One of the most fun things about volunteering at a small, local museum is finding the treasures and oddities within. For example, one wouldn’t expect to find in a house dedicated to local history and mountain handicrafts a garment that once belonged to the mistress of the renowned Biltmore Estate, located about thirty miles away. But according to family history, this cape did belong to Edith Vanderbilt.
In case you are not familiar with Biltmore, it’s the 1890s house built by George Vanderbilt, grandson of Cornelius Vanderbilt who made millions from railroads. Even after the money filtered down to the grandchildren, there was enough to buy 125,000 acres in Western North Carolina, and to built this huge vanity project. In 1898 George married Edith Stuyvesant Dresser, and it is she who supposedly owned the cape.

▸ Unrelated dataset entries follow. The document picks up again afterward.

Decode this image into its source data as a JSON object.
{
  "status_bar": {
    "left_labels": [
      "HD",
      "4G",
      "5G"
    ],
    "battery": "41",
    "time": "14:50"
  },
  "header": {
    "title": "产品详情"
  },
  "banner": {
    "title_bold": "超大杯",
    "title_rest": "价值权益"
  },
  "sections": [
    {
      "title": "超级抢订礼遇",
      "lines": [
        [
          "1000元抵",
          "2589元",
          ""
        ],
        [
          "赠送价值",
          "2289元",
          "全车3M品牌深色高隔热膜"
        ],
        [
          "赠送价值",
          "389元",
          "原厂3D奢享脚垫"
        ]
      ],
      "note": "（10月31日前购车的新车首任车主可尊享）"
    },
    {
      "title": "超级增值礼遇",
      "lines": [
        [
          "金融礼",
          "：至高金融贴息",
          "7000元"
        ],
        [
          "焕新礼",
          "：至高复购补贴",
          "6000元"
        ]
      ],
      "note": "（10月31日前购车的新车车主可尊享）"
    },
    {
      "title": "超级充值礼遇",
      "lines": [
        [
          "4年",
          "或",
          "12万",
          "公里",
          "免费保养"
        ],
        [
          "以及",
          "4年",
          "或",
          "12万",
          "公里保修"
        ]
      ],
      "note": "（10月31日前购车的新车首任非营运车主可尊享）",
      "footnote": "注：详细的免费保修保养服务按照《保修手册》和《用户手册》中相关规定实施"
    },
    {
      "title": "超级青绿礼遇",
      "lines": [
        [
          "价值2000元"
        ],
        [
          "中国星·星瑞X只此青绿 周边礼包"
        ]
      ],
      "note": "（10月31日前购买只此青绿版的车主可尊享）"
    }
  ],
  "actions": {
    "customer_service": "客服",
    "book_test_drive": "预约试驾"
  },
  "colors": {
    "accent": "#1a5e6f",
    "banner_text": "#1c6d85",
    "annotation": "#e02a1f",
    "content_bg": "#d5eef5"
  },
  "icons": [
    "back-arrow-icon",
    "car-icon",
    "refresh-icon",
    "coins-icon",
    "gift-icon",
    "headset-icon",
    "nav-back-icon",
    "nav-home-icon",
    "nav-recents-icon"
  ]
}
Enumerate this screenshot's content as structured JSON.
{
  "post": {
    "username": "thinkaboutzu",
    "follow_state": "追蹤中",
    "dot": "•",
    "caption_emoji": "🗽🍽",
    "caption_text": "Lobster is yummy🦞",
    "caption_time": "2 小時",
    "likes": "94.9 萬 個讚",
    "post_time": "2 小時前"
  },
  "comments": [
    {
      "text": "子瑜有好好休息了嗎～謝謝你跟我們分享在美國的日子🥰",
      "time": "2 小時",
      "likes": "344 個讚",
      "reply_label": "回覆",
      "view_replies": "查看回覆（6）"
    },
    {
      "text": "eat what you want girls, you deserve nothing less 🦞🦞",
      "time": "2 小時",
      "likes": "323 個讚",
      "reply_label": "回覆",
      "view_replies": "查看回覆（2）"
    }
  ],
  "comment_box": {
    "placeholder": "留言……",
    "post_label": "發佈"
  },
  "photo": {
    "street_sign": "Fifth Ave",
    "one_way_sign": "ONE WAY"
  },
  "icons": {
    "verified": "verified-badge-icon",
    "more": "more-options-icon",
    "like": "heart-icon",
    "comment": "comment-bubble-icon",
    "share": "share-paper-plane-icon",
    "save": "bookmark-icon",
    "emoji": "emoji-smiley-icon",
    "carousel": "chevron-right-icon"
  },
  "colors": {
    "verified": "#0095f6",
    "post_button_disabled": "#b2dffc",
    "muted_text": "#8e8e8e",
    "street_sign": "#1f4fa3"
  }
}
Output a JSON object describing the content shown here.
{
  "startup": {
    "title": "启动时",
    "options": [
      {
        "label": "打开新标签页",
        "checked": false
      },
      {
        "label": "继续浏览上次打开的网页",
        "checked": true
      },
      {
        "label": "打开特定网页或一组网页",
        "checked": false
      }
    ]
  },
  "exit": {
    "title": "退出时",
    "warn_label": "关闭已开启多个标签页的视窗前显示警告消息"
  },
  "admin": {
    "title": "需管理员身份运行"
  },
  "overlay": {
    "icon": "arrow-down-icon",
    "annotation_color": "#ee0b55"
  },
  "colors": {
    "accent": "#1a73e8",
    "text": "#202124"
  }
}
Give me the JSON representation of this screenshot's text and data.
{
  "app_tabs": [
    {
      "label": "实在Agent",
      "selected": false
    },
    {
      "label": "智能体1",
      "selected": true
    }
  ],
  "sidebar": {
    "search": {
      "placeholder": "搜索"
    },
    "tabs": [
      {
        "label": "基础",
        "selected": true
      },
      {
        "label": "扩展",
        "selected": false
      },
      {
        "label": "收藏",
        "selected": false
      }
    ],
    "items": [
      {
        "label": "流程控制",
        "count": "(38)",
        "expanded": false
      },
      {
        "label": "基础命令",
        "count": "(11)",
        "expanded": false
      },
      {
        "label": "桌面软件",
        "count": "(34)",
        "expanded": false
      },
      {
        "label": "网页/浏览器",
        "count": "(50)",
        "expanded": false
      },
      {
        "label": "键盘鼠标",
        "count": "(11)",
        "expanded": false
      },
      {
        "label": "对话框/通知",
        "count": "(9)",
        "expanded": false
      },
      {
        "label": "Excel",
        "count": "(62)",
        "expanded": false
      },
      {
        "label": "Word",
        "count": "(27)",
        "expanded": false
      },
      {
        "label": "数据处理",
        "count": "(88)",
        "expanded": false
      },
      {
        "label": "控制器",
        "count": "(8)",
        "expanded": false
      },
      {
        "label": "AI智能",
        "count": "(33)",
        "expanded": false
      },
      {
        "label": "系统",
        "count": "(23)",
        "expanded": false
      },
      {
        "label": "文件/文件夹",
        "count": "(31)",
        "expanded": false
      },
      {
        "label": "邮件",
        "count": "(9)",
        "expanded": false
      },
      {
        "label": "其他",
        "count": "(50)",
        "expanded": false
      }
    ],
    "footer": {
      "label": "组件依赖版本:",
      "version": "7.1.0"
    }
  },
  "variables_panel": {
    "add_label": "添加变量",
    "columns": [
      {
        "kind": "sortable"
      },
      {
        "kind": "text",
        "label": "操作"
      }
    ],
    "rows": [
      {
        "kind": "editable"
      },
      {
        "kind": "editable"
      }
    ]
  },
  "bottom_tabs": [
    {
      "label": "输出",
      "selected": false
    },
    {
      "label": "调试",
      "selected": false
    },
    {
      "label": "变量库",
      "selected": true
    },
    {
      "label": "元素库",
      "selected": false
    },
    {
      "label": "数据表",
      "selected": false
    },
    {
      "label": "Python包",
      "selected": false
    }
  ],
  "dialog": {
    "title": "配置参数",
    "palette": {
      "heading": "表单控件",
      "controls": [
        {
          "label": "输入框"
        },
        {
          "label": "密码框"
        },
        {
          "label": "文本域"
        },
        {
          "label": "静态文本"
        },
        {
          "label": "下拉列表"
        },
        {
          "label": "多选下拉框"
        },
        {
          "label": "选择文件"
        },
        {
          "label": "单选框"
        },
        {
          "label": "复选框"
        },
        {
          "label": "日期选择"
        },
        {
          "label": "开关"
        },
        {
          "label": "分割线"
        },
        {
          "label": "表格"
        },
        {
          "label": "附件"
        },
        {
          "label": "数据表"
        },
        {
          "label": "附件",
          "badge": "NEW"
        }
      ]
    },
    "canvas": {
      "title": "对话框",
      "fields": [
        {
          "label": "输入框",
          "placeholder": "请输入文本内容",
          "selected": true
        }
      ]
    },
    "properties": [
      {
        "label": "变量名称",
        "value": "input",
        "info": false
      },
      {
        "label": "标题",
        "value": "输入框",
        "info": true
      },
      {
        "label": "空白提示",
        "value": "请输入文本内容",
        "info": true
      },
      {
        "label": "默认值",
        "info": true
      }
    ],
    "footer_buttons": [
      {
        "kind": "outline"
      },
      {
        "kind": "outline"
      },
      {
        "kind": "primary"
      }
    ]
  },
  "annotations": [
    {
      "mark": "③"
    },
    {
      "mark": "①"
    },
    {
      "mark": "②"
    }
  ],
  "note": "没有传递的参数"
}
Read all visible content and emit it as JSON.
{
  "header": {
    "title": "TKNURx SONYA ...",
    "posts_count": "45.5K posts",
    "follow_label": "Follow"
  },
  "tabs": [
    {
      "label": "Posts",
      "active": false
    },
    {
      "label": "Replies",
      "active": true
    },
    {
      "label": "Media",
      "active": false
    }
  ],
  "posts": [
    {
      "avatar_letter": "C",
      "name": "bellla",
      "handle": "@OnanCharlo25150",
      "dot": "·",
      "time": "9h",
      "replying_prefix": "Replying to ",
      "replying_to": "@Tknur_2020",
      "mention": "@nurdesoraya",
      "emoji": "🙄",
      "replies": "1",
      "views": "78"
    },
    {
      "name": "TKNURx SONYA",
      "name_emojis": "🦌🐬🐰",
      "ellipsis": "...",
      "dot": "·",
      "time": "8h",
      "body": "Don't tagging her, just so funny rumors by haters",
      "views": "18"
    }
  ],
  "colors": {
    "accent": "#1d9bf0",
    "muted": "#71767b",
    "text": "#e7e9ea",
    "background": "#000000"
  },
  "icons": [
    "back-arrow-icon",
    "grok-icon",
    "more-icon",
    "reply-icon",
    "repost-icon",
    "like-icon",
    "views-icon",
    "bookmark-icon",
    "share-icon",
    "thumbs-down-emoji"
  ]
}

This garment was donated to my museum by the daughter of a women who worked for Mrs. Vanderbilt years later. By that time Edith had remarried and was living part time in the new luxury housing development, Biltmore Forest. Biltmore House was inhabited by her newly married daughter and her young family.
There’s no hard proof that the cape came from Edith, but there are some things to consider. Biltmore House is huge, with dozens of rooms that could have stored the family’s out of date clothing, but according to a curator I talked with twelve years ago, there was little old clothing to be found in the home when they went looking for it. The oldest things dated to the 1920s, and probably belonged to the daughter.
So where did the Victorian and Edwardian clothing go? It is likely that Edith did give it all away to people who worked for her. This was a somewhat common practice among royalty, and American nouveau riche loved to imitate royalty. Even today it’s said that Queen Elizabeth gives her castoffs to her dressers.
The family history seems to be pretty solid, with the donator providing details about the gift. And the big question is, how would a woman who worked as a maid come about such a luxurious garment?
And it is a very fine object. It’s made entirely of silk from the ties at the neck to the tassels and silk-covered beads at the hem.
It is constructed of black silk strips joined with silk netting, and decorated with chenille trim. Except for a few beads, the cape is intact and is in great condition.
I was able to unmount the cape and to examine the interior. I was really disappointed to see there was no label.
So is there any way to prove this cape came from Biltmore House? The only way I can think of is to find a photo of Edith (or maybe another family member) wearing it. The Vanderbilts’ lives were well-documented by photography, so it is possible the evidence is somewhere in the Biltmore Company’s archive. As of yet, I have not been able to find it in books and online.
The pink flowers are not original to the cape.